April 11, 2018: Luis Negrón and Suzanne Jill Levine

A Reading and Conversation with Luis Negrón and Suzanne Jill Levine

Luis Negrón was born in the city of Guayama, Puerto Rico, in 1970. He studied journalism and has written film reviews for major Puerto Rican periodicals including Claridad and El Poeta. Negrón’s work explores the complex intricacies that come with being Latino and identifying as part of the LGBT spectrum, as well as what connects them to others. He has worked extensively in the queer arts community in Puerto Rico, including a founding role in Producciones Mano Santa, which has sponsored cultural and artistic productions over the last ten years. He co-edited Los Otros Cuerpos, an anthology of queer writing from Puerto Rico and the Puerto Rican diaspora. Negrón’s work won him the Lambda Literary Award for Gay Fiction at the 26th Lambda Literary Awards in 2014, the first translated work to do so.

Distinguished Professor at the University of California and noted translator of Latin American literature by writers such as Jorge Luis Borges, Guillermo Cabrera Infante, Julio Cortázar and Manuel Puig, Suzanne Jill Levine is Director of Translation Studies at UCSB. A poet and also the author of numerous critical and scholarly works, her books include Untranslatability Goes Global: The Translator’s Dilemma (Routledge, 2018), The Subversive Scribe: Translating Latin American Fiction (Graywolf Press and Dalkey Archive) and Manuel Puig and the Spider Woman: His Life and Fictions (Farrar Straus & Giroux) Among her latest translations is Eduardo Lalo’s USELESSNESS, for the University of Chicago Press, which came out Fall 2017.

April 13, 2018: Anthony Chambers

Tanizaki’s Reader on Style: Theodore Dreiser, National Character, and Translation

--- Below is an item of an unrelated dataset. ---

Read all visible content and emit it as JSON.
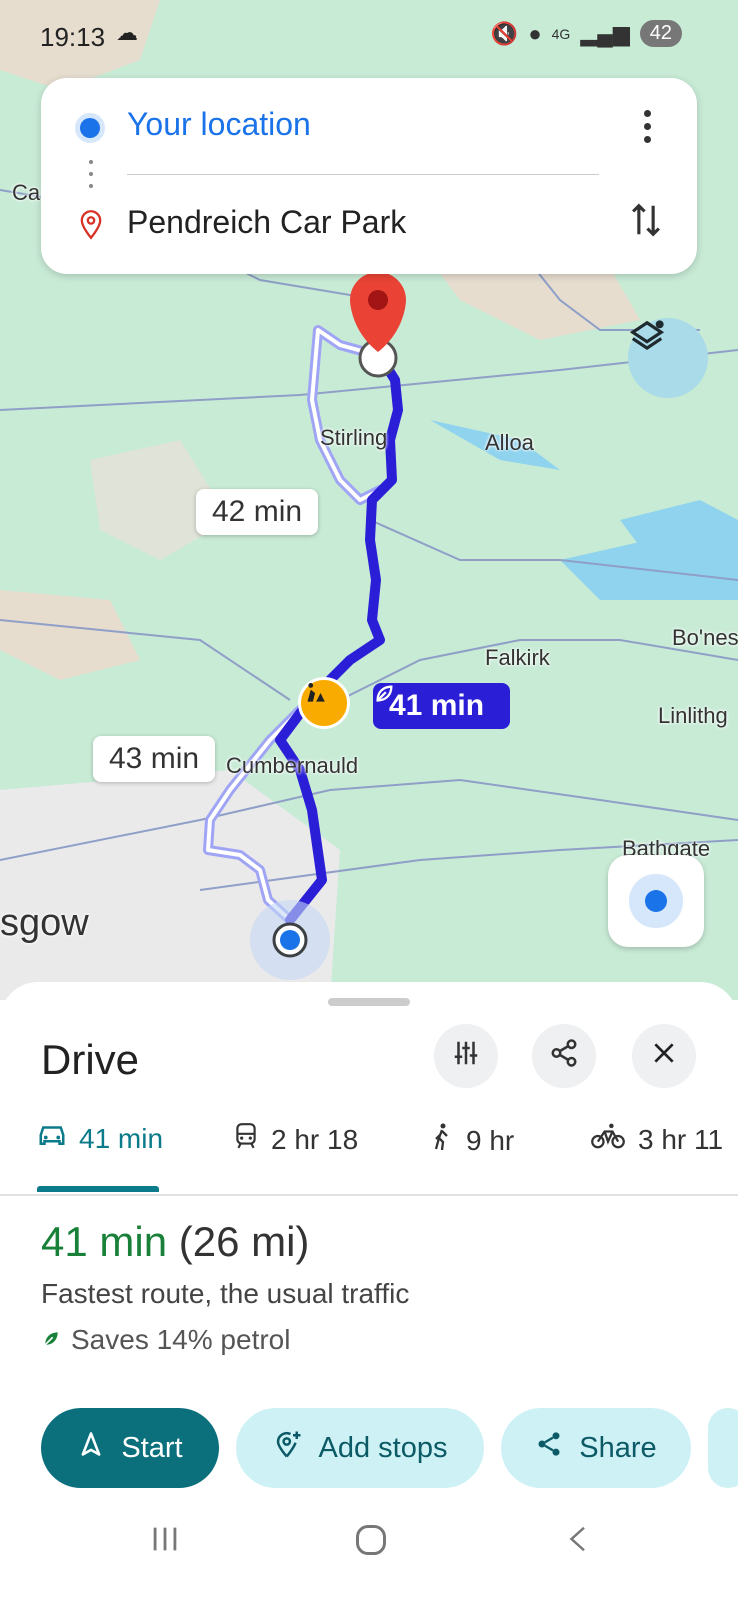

Anthony Hood Chambers is a translator of Japanese literature, most notably of fiction by Tanizaki Jun’ichirō, including Naomi and Captain Shigemoto’s Mother; and Ueda Akinari’s Tales of Moonlight and Rain, for which he received the 2007 Japan-United States Friendship Commission Prize for the Translation of Japanese Literature. He has also published translations of Hara Tamiki, Hirano Keiichirō, Kamo no Chōmei, Kanze Kojirō, Kineya Shōjirō, Minakami (Mizukami) Tsutomu, Mishima Yukio, Miyamoto Teru, Natsume Sōseki, Shibusawa Tatsuhiko, Tate Shirō, and Zeami. He is the author of The Secret Window: Ideal Worlds in Tanizaki’s Fiction (1995) and Remembering Tanizaki Jun’ichirō and Matsuko (2017). A Professor Emeritus at Arizona State University, he has also taught at Wesleyan University, the Associated Kyoto Program, and the Kyoto Japan Center.

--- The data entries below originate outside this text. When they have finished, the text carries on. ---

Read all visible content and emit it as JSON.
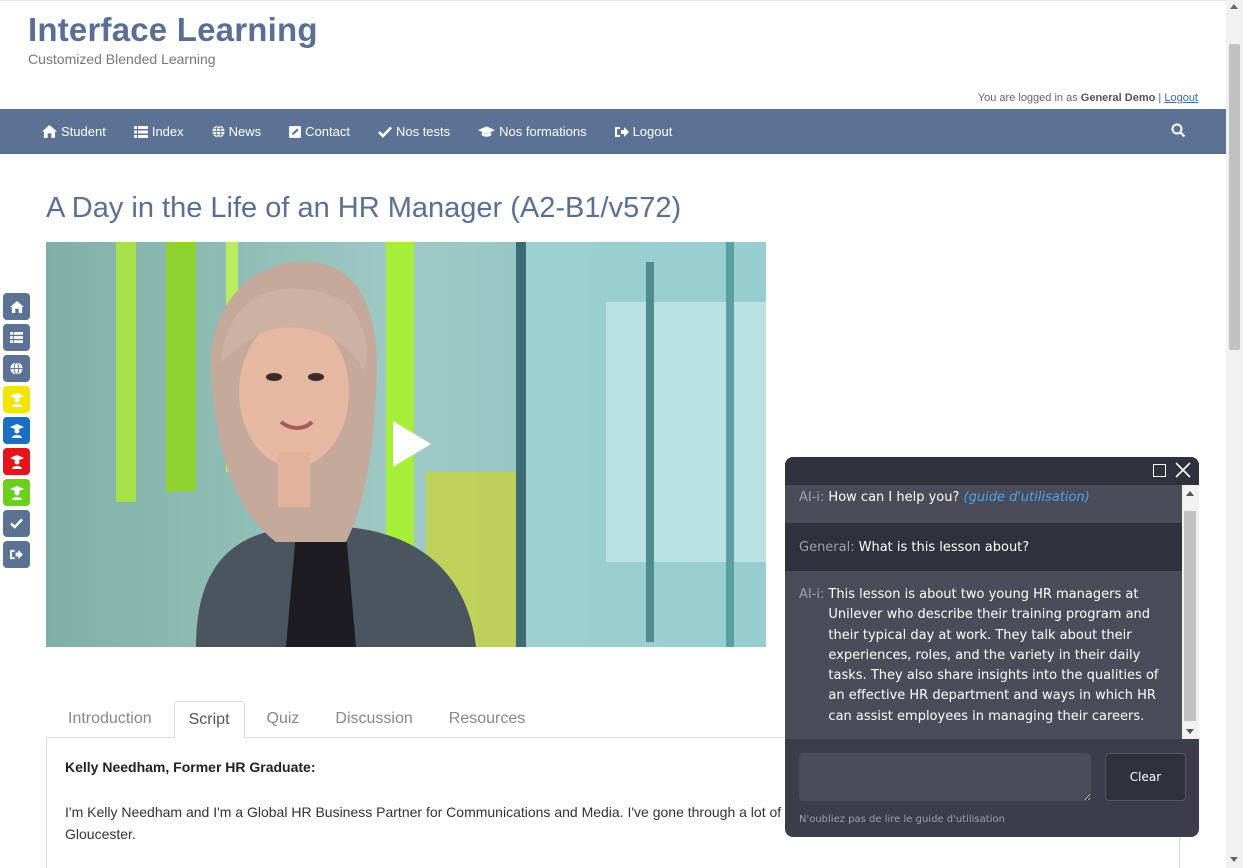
{
  "header": {
    "title": "Interface Learning",
    "subtitle": "Customized Blended Learning",
    "login_prefix": "You are logged in as",
    "user": "General Demo",
    "separator": "|",
    "logout_link": "Logout"
  },
  "nav": {
    "items": [
      {
        "label": "Student",
        "icon": "home-icon"
      },
      {
        "label": "Index",
        "icon": "list-icon"
      },
      {
        "label": "News",
        "icon": "globe-icon"
      },
      {
        "label": "Contact",
        "icon": "edit-icon"
      },
      {
        "label": "Nos tests",
        "icon": "check-icon"
      },
      {
        "label": "Nos formations",
        "icon": "graduation-cap-icon"
      },
      {
        "label": "Logout",
        "icon": "sign-out-icon"
      }
    ],
    "search_icon": "search-icon"
  },
  "page": {
    "title": "A Day in the Life of an HR Manager (A2-B1/v572)"
  },
  "side_tools": [
    {
      "icon": "home-icon",
      "color": "#5b7294"
    },
    {
      "icon": "list-icon",
      "color": "#5b7294"
    },
    {
      "icon": "globe-icon",
      "color": "#5b7294"
    },
    {
      "icon": "user-graduate-icon",
      "color": "#f2e600"
    },
    {
      "icon": "user-graduate-icon",
      "color": "#1a6fc4"
    },
    {
      "icon": "user-graduate-icon",
      "color": "#e3161b"
    },
    {
      "icon": "user-graduate-icon",
      "color": "#6ccf1e"
    },
    {
      "icon": "check-icon",
      "color": "#5b7294"
    },
    {
      "icon": "sign-out-icon",
      "color": "#5b7294"
    }
  ],
  "tabs": {
    "items": [
      "Introduction",
      "Script",
      "Quiz",
      "Discussion",
      "Resources"
    ],
    "active": "Script"
  },
  "script": {
    "speaker": "Kelly Needham, Former HR Graduate:",
    "text": "I'm Kelly Needham and I'm a Global HR Business Partner for Communications and Media. I've gone through a lot of Gloucester."
  },
  "chat": {
    "messages": [
      {
        "who": "AI-i:",
        "text": "How can I help you?",
        "link": "(guide d'utilisation)"
      },
      {
        "who": "General:",
        "text": "What is this lesson about?"
      },
      {
        "who": "AI-i:",
        "text": "This lesson is about two young HR managers at Unilever who describe their training program and their typical day at work. They talk about their experiences, roles, and the variety in their daily tasks. They also share insights into the qualities of an effective HR department and ways in which HR can assist employees in managing their careers."
      }
    ],
    "input_value": "",
    "clear_label": "Clear",
    "note": "N'oubliez pas de lire le guide d'utilisation"
  }
}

April 20, 2018: Lindsey D. Snyder

Surely You Gesture: Translating Shakespeare into American Sign Language

Dr. Lindsey D. Snyder is a ASL interpreter, Shakespeare/Performance studies scholar, and theatre practitioner. She completed her PhD in theatre and performance studies at the University of Maryland, College Park with her dissertation “Sawing the Air Thus: American Sign Language Translations of Shakespeare and the Echoes of Rhetorical Gesture,” which is currently being updated for publication in 2018. This year Lindsey was awarded a short term fellowship with the Folger Shakespeare Library to continue her research on gesture and sign languages  In 2016-2017 she was awarded a Doris Duke Building Demand for the Arts grant in partnership with the American Shakespeare Center working as an Artist in Residence. Lindsey has interpreted countless performances ranging from classical texts to musicals to performance art.  She also works with interpreters as an educator and mentor. Currently, Lindsey is the Director of Education for Faction of Fools Theatre Company, a staff interpreter for the Federal government, and an Adjunct Professor for various universities in the Washington DC area.